Ronnie, played by Jackie Earle Haley, returns to the neighborhood to live with his mom and try to “be good.” That struggle was the most riveting part of the film to me, for the brutal honesty of the portrayal. When I asked Perrotta about the actor who played Ronnie, he explained that Haley had made a name for himself in Breaking Away and Bad News Bears and then gotten sick with Chromes Disease (which accounts for his strange appearance) and struggled with addiction before they tracked him down for the role. A few months later he was nominated for the Oscar for best supporting actor.
What was so chilling to me was the abject fear in the parents upon realizing there is a pedophile in their midst, and the abject fear in Ronnie himself as he struggles with his own demons. It’s hard to feel any compassion for a pedophile but the film makes the viewer at least consider the possibility.
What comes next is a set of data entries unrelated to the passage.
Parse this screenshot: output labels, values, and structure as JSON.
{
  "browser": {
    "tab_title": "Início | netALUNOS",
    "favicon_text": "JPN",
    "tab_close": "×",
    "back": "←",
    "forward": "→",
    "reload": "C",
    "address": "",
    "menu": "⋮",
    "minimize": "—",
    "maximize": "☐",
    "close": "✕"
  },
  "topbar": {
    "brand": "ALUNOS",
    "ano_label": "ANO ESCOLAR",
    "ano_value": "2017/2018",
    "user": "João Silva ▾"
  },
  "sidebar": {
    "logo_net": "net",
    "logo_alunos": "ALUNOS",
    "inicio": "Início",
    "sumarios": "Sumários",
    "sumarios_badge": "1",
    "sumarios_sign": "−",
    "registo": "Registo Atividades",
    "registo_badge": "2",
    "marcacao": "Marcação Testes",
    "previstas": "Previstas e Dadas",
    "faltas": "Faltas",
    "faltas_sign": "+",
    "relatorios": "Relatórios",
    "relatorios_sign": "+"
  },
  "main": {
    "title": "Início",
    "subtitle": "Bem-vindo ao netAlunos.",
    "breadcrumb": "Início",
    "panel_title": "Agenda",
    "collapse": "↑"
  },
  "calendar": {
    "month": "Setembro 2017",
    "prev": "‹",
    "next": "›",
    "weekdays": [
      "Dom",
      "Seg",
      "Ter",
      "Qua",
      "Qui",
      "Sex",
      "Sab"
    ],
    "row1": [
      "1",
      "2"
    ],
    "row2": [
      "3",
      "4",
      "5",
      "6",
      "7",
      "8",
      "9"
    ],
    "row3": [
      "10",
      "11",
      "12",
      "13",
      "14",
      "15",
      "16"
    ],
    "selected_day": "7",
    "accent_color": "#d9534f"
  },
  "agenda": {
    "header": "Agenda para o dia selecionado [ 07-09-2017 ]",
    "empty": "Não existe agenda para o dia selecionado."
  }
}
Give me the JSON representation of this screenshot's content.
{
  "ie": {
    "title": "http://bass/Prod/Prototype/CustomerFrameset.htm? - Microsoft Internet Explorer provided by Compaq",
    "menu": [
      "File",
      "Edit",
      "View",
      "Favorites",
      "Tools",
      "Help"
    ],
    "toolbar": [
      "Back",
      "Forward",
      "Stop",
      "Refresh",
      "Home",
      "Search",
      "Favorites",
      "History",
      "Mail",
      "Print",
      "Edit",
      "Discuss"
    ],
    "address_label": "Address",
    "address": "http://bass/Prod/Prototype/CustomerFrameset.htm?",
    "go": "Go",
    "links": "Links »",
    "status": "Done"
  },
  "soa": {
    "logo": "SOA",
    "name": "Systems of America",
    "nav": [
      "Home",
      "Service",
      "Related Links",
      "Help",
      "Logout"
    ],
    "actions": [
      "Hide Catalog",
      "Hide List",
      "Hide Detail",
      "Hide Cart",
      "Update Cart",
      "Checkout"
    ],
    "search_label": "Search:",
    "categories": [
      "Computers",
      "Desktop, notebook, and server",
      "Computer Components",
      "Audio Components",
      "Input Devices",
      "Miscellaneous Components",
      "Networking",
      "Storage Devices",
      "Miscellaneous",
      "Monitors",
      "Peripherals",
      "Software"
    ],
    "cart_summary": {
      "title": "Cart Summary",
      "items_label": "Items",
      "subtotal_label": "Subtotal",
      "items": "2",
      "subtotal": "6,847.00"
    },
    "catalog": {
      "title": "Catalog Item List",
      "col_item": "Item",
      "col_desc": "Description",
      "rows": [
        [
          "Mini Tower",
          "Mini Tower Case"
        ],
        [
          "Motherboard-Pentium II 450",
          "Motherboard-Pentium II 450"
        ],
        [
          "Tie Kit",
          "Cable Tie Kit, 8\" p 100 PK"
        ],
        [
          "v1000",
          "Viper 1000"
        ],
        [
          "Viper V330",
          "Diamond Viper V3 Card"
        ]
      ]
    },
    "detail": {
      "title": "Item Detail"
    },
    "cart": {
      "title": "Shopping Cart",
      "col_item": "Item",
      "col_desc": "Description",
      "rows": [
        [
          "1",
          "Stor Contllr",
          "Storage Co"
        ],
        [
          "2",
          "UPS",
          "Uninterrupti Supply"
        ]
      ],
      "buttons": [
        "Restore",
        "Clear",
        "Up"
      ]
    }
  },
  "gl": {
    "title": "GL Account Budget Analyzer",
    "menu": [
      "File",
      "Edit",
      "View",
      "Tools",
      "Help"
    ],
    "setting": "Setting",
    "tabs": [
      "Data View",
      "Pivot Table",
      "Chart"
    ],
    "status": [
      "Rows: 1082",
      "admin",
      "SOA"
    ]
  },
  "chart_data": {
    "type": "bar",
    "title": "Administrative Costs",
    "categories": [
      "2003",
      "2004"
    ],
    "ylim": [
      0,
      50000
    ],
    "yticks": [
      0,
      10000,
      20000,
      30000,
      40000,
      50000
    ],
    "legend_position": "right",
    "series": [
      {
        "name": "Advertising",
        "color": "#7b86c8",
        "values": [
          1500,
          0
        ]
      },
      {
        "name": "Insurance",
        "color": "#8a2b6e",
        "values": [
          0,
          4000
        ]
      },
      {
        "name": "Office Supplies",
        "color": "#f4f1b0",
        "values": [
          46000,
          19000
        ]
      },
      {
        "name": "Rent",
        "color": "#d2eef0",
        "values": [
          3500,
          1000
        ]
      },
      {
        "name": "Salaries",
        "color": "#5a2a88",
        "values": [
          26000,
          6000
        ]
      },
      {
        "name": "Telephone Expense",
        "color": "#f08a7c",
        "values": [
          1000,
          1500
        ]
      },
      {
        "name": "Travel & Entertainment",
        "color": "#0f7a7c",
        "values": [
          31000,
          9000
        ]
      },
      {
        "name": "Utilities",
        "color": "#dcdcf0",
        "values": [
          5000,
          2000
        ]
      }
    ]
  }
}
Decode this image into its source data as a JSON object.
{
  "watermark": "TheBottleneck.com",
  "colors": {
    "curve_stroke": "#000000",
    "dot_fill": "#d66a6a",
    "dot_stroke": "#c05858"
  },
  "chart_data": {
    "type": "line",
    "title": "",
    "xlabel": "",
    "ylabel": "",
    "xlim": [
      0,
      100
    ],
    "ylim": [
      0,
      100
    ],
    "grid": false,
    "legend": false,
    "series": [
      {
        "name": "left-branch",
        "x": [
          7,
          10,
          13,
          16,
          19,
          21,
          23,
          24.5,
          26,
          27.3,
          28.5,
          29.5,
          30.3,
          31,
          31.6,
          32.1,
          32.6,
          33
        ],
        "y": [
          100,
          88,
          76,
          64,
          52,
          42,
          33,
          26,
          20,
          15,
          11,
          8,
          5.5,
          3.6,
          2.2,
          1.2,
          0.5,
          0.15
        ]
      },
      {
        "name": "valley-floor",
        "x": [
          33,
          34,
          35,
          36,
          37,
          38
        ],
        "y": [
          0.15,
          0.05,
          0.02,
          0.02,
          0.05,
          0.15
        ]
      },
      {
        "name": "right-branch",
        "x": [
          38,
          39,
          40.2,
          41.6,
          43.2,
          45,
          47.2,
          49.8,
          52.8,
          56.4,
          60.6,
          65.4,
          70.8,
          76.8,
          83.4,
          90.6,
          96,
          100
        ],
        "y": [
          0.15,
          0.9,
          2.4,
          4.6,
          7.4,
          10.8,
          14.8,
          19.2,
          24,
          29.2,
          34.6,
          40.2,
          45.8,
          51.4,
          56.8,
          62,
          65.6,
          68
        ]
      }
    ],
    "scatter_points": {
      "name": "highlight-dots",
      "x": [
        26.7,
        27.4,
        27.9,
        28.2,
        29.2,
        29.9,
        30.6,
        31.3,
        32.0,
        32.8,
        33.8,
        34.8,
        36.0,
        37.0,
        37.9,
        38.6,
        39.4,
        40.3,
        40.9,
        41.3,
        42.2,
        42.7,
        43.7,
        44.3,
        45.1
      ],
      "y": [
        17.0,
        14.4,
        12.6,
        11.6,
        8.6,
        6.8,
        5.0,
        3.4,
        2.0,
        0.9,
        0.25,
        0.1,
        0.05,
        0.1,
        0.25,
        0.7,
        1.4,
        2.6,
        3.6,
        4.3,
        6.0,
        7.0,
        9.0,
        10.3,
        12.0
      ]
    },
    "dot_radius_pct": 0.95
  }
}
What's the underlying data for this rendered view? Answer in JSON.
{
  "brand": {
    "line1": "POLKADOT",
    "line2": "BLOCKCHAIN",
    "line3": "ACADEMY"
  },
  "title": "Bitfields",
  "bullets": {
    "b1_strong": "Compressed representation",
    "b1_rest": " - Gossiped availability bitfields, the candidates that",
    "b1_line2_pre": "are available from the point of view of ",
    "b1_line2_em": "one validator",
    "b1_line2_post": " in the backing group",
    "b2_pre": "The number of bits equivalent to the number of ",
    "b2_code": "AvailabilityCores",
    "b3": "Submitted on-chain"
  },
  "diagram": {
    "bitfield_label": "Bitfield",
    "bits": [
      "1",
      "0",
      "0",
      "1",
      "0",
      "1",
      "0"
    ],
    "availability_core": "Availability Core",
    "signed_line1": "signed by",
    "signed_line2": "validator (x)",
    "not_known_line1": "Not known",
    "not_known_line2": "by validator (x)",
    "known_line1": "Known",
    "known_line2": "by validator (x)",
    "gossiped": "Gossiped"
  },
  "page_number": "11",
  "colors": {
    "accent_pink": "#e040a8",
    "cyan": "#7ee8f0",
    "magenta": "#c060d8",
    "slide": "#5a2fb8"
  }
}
In light of what has happened at Penn State, I can’t help but wonder if this horrible case isn’t somehow connected to our inability to tell the truth about male lust. The male urge to have sex is suppose to be put in a box and hidden in a closet somewhere—whether you are gay or straight. There is a cost to pay for that dishonesty.
A man in his 70s–who been married three times and divorced three times and had taken to frequenting massage parlors—once told me with regard to male sexuality, “Nature abhors of a vacuum.”
By that I think he meant that you can try to deny who you really are sexually but it will end up coming out sideways in some perverse and unintended way. Maybe if you can’t talk openly to your wife about sex, you end up at a strip club. Maybe if your faith requires you to remain celibate, you end up raping boys. Or maybe if you run a football program steeped in tradition, when someone tells you a kid has been raped in your locker room shower by a retired coach you look the other way.